The A&A language guide for authors and language editors (2021 version)
The aim of this guide is to help you meet A&A standards when you are preparing your paper and to understand the linguistic and grammatical changes that language editors make to your paper.
This guide is not an extensive compendium of English grammar and style. It is meant to help our authors adapt to the house style of the journal and avoid common language errors. A general rule for this language guide is that consistency is key. It should be noted that language editors are not concerned with the overall structure of a paper as their role is solely to address linguistic ambiguities and errors.
There will always be variations in the English found in the journal as a whole, such as differences in spelling and sentence structure between British (UK) English and American (US) English, which we also cover in this guide. The following sections present the most important elements of A&A style and tips on how to ensure that your paper follows our guidelines.
1.1 Clarity and concision
In English, as in science, it is best to use precise phrasing for an idea. Please avoid paragraphs and sentences that are either too long or too short. Wordy constructions can often cloud the author’s intended meaning, and poetic language as well as cultural references should not be used.
We recommend authors mainly use the active voice and declarative structure (e.g., “We study”) in describing their methods and findings. While scientific writing in general may tend to use the passive voice in many cases, this often leads to wordy sentence structures. Please try to keep the subject, predicate (verb phrase), and object of each sentence in a logical sequence. This can help avoid ambiguity about which verb refers to which subject in a compound sentence.
- That such observations can lead to accurate results is demonstrated by our analysis.
- Our analysis demonstrates that such observations lead to accurate results.
Note: A&A avoids addressing the reader directly. For example, questions should not appear in papers and “note that” can either be deleted completely or replaced with “we note that” .

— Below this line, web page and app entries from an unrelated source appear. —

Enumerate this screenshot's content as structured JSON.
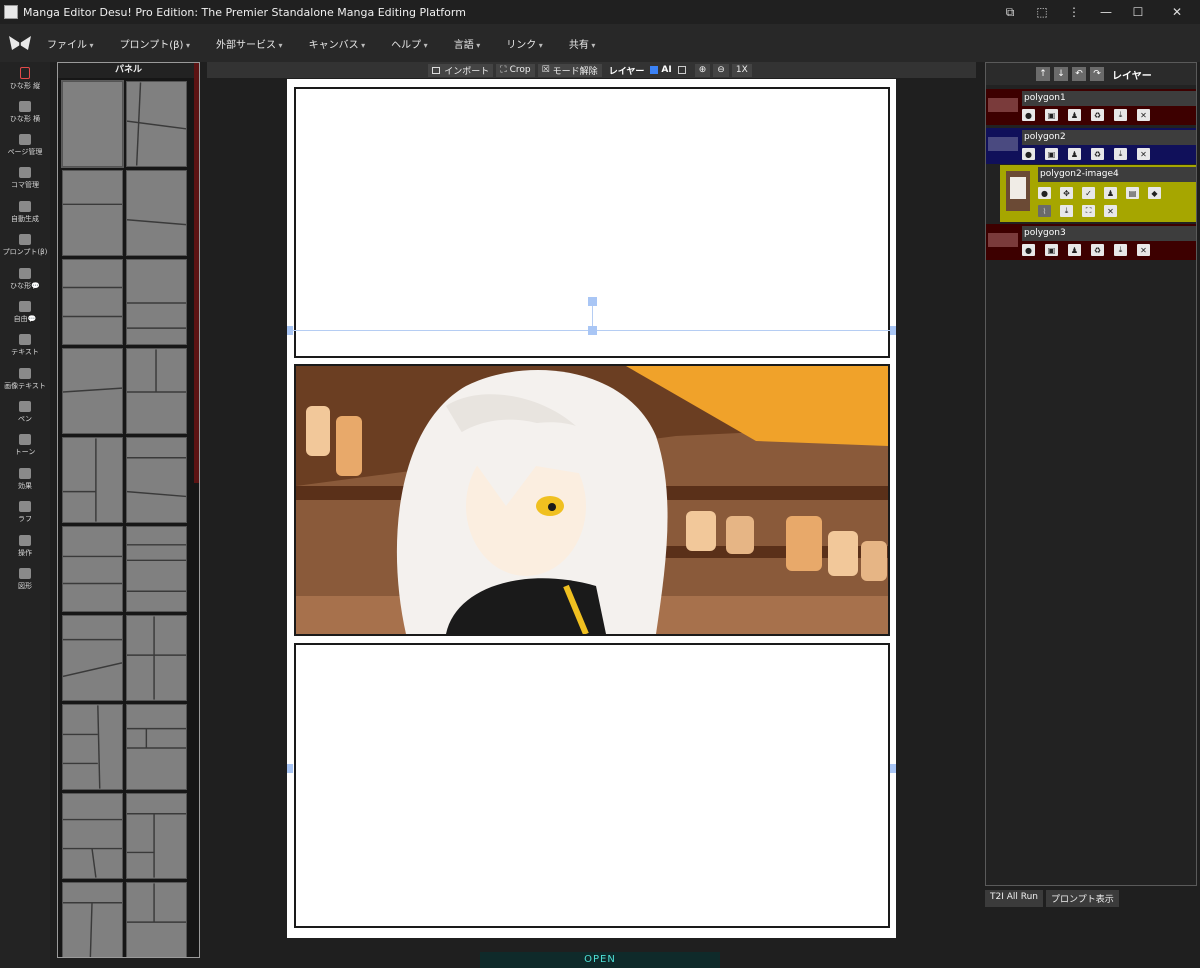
{
  "window": {
    "title": "Manga Editor Desu! Pro Edition: The Premier Standalone Manga Editing Platform",
    "controls": [
      "translate-icon",
      "extension-icon",
      "more-icon",
      "minimize",
      "maximize",
      "close"
    ]
  },
  "menu": [
    "ファイル",
    "プロンプト(β)",
    "外部サービス",
    "キャンバス",
    "ヘルプ",
    "言語",
    "リンク",
    "共有"
  ],
  "tools": [
    {
      "label": "ひな形 縦",
      "icon": "portrait-frame-icon",
      "active": true
    },
    {
      "label": "ひな形 横",
      "icon": "landscape-frame-icon"
    },
    {
      "label": "ページ管理",
      "icon": "page-grid-icon"
    },
    {
      "label": "コマ管理",
      "icon": "panel-grid-icon"
    },
    {
      "label": "自動生成",
      "icon": "robot-icon"
    },
    {
      "label": "プロンプト(β)",
      "icon": "clipboard-icon"
    },
    {
      "label": "ひな形💬",
      "icon": "speech-bubble-icon"
    },
    {
      "label": "自由💬",
      "icon": "free-bubble-icon"
    },
    {
      "label": "テキスト",
      "icon": "text-icon"
    },
    {
      "label": "画像テキスト",
      "icon": "image-text-icon"
    },
    {
      "label": "ペン",
      "icon": "pen-icon"
    },
    {
      "label": "トーン",
      "icon": "tone-icon"
    },
    {
      "label": "効果",
      "icon": "effect-icon"
    },
    {
      "label": "ラフ",
      "icon": "rough-icon"
    },
    {
      "label": "操作",
      "icon": "gamepad-icon"
    },
    {
      "label": "図形",
      "icon": "shapes-icon"
    }
  ],
  "panel": {
    "title": "パネル"
  },
  "toolbar": {
    "import": "インポート",
    "crop": "Crop",
    "mode_release": "モード解除",
    "layer_label": "レイヤー",
    "ai_label": "AI",
    "ai_checked": true,
    "second_checked": false,
    "zoom_reset": "1X"
  },
  "layers": {
    "title": "レイヤー",
    "items": [
      {
        "name": "polygon1",
        "bg": "#3d0000",
        "swatch": "#7a3b3b"
      },
      {
        "name": "polygon2",
        "bg": "#10105a",
        "swatch": "#4a4a80"
      },
      {
        "name": "polygon2-image4",
        "bg": "#a6a600",
        "child": true
      },
      {
        "name": "polygon3",
        "bg": "#3d0000",
        "swatch": "#7a3b3b"
      }
    ]
  },
  "bottom": {
    "t2i": "T2I All Run",
    "prompt": "プロンプト表示",
    "open": "OPEN"
  }
}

- Note that the authors, after making substantial corrections, submitted the article.
- We note that the authors submitted the article after making substantial corrections.